Soon after, in 1937, he was caught up in Stalin’s purges, and spent four years in the Kolyma gulag. (As this was between 1938-1942 he was there at the same time as Varlam Shalamov who had begun serving a five year sentence in 1937. I don’t think there is any suggestion they ever met during their sentences, if ever at all, but I note it because Shalamov’s work instantly comes to mind when hearing of Kolyma. There are others who wrote of their experiences in Kolyma but Shalamov’sKolyma Tales is probably the best known account of the gulags there). Kazarnovsky was rehabilitated by the state in 1955 and is believed to have died in 1960.
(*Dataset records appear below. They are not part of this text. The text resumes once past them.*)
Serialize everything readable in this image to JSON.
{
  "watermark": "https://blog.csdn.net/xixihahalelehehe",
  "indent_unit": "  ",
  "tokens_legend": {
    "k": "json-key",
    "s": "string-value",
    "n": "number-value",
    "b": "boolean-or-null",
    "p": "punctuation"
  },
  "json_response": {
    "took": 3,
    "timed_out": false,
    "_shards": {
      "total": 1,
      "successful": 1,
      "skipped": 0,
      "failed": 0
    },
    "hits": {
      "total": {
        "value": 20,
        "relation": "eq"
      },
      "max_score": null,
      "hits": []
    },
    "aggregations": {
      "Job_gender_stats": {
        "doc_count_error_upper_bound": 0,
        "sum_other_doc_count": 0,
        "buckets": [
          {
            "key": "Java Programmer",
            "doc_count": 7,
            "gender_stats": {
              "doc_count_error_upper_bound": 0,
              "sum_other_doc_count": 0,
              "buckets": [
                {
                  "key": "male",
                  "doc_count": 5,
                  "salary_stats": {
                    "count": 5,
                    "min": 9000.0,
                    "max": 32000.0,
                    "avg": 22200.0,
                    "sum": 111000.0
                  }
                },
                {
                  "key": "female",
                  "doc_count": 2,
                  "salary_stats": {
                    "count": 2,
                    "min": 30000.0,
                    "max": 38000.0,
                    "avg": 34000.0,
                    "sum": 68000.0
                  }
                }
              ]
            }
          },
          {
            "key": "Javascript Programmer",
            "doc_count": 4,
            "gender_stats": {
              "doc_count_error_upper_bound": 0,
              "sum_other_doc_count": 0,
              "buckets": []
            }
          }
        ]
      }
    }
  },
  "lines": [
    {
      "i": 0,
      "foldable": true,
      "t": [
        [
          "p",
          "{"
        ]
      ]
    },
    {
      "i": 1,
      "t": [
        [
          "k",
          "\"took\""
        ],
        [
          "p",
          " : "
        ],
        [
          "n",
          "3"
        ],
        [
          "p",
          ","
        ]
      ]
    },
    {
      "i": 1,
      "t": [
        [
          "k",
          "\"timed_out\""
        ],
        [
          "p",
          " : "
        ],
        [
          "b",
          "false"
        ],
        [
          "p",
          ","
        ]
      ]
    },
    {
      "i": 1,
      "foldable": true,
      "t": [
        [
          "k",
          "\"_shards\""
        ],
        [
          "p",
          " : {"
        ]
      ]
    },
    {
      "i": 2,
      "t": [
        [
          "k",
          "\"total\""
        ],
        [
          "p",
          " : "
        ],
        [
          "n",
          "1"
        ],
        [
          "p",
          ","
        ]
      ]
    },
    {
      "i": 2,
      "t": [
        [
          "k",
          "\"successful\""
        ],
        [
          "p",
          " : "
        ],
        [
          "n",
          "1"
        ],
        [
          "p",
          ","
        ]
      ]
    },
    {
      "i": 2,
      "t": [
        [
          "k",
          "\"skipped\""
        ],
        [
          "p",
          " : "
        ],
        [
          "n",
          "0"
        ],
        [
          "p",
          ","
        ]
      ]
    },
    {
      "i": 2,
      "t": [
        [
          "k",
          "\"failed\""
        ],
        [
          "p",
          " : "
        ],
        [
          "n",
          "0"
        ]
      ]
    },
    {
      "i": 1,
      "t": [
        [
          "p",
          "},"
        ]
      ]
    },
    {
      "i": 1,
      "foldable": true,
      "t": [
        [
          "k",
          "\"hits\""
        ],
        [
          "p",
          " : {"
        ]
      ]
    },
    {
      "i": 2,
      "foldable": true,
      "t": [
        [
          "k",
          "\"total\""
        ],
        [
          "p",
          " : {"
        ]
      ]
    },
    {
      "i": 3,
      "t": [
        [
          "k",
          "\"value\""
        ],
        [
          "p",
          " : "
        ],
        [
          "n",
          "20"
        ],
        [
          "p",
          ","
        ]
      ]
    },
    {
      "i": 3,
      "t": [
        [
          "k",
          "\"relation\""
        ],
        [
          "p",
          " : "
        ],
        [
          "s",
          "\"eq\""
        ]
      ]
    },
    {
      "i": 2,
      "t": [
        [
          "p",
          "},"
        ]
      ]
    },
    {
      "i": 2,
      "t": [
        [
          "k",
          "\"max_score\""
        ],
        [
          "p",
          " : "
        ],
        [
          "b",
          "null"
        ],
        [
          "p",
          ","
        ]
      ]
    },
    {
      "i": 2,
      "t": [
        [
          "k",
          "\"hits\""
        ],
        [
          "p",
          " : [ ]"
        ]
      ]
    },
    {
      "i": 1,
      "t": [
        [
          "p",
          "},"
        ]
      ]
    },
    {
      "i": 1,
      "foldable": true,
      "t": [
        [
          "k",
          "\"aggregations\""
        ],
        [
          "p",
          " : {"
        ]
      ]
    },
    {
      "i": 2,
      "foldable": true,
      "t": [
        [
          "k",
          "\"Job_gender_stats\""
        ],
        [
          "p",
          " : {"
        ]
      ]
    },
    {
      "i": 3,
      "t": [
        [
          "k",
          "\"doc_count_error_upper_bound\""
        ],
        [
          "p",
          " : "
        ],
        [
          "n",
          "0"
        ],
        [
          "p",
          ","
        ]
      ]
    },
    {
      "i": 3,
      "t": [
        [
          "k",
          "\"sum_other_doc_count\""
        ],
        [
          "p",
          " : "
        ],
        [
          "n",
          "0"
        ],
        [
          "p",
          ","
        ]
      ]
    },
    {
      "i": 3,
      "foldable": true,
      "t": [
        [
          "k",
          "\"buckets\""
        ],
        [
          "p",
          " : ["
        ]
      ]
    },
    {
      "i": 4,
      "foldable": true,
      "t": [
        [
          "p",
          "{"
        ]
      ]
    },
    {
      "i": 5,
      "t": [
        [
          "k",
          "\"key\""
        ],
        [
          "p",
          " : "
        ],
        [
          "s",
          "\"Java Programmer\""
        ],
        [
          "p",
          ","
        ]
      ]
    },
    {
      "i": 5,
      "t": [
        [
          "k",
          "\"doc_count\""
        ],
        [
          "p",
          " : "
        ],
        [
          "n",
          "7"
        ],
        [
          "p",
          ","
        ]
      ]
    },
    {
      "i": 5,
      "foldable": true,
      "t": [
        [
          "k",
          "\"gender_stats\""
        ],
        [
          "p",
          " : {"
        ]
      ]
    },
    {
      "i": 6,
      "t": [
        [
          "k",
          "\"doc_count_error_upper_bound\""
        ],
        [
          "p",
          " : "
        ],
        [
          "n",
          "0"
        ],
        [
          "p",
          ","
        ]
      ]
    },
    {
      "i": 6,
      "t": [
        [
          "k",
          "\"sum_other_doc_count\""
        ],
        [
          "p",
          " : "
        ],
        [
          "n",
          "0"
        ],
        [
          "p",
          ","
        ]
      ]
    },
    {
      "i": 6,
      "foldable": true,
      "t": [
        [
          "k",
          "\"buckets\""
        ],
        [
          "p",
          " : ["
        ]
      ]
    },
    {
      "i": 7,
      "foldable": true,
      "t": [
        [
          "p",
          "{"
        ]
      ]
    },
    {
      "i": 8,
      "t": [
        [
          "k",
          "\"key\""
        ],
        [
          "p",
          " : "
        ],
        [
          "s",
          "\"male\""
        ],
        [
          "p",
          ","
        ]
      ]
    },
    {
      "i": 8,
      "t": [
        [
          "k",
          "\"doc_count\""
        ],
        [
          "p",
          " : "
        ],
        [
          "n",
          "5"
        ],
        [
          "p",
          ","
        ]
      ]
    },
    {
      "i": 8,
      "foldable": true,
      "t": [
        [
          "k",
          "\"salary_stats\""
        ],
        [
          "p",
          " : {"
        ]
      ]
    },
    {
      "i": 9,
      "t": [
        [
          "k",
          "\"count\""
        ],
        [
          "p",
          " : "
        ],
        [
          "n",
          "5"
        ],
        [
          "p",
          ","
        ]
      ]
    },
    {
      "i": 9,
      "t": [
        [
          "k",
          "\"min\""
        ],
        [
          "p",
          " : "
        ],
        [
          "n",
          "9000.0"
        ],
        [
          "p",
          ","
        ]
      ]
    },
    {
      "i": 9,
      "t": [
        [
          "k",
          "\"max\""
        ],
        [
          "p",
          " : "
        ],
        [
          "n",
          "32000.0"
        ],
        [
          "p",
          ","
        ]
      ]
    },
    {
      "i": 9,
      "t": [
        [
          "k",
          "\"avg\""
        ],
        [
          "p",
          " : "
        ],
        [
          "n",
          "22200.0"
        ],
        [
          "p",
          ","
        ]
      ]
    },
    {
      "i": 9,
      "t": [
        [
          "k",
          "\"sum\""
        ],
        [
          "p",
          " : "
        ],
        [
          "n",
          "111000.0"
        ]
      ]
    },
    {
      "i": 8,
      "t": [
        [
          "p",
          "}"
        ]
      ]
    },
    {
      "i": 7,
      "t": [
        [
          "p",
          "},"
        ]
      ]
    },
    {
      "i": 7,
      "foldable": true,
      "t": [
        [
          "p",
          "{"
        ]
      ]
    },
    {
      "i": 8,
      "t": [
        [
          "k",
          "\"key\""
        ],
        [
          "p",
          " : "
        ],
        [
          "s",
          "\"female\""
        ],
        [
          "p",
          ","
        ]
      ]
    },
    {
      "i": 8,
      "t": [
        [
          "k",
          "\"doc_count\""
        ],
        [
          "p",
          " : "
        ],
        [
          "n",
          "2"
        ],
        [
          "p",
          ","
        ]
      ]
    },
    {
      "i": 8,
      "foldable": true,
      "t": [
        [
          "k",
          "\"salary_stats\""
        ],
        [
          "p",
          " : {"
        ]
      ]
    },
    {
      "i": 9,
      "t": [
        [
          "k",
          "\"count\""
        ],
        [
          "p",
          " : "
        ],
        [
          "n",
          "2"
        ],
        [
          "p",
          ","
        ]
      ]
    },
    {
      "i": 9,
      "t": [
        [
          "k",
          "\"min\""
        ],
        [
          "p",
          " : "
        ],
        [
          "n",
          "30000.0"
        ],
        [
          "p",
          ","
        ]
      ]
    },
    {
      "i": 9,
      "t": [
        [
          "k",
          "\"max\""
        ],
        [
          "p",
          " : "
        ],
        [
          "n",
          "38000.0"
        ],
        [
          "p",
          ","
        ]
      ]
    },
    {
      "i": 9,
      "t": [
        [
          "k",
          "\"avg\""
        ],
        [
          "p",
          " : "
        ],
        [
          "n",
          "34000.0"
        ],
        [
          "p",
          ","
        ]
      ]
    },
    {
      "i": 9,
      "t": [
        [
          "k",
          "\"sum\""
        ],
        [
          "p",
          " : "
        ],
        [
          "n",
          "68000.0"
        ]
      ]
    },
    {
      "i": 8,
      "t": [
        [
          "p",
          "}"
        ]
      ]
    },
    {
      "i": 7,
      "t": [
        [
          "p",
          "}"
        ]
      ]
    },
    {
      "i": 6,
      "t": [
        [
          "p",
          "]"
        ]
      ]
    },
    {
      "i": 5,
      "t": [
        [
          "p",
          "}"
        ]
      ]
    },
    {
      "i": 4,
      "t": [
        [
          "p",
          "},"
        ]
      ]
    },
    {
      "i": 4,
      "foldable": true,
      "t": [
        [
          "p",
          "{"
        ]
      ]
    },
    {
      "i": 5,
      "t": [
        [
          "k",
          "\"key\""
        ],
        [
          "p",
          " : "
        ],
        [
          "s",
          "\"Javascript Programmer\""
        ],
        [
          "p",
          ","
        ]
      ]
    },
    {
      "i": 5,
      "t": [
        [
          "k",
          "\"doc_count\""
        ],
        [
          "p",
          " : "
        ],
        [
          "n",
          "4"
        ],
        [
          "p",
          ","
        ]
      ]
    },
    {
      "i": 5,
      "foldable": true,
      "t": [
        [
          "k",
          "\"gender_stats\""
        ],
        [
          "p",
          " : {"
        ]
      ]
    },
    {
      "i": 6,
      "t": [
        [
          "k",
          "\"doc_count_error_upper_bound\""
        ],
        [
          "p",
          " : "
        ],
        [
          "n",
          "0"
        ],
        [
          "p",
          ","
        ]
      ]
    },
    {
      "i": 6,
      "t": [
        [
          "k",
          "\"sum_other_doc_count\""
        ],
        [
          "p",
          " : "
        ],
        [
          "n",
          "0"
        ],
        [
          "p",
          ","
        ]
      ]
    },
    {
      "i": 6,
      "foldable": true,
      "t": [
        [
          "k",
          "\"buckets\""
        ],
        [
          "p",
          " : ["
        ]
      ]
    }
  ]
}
It is speculated that he was one of the last people to have met the poet Osip Mandelstam, who died in the gulag in 1938. He also worked in the camp in Mariinsk, Siberia. According to Dmitry Likhachev (who may be the source of the inaccurate patronymic due to either mistake or misquotation) Mandelshtam‘s wife, Nadezhda, tried to extract information about her husband from Kazarnovsky but it was in vain. He spent his later years in poverty and addiction, in Tashkent and in Moscow, where he corresponded with a contemporary, the poet Ilya Selvinsky (1899–1968).
Little information about Kazarnovsky’s life has survived. After his work was published in an anthology of poetry by Ogoniok (1989), the scholar D. S. Likhachev stated that he had met the poet while both were incarcerated in the Solovki Gulag from the fall of 1928 to the fall of 1931. However, the Rostov newspaper Komsomolets reported in 1989 that Likhachev was mistaken. Relatives assert that Kazarnovsky was arrested in 1937 and rehabilitated in 1955. The compiler of this anthology met him briefly to express admiration for his only book, Stikhi (Poems) (1934). Kazarnovsky was surprised that anyone knew his poems and seemed distant, as if the hands of death were already embracing him. His poems are filled with stunning, fresh, unforgettable imagery.
Biographical information about Kazarnovsky, p.477, ‘Twentieth Century Russian Poetry’ (1993), compiled by Yevgeny Yevtushenko (ed. Albert C. Todd and Max Hayward) , published by Fourth Estate Limited by arrangement with Doubleday of Bantam Doubleday Dell Publishing Group Inc.
For anyone looking for more of Kazarnovsky‘s poems here are translations by Boris Dralyuk of The Stroll and The Tram.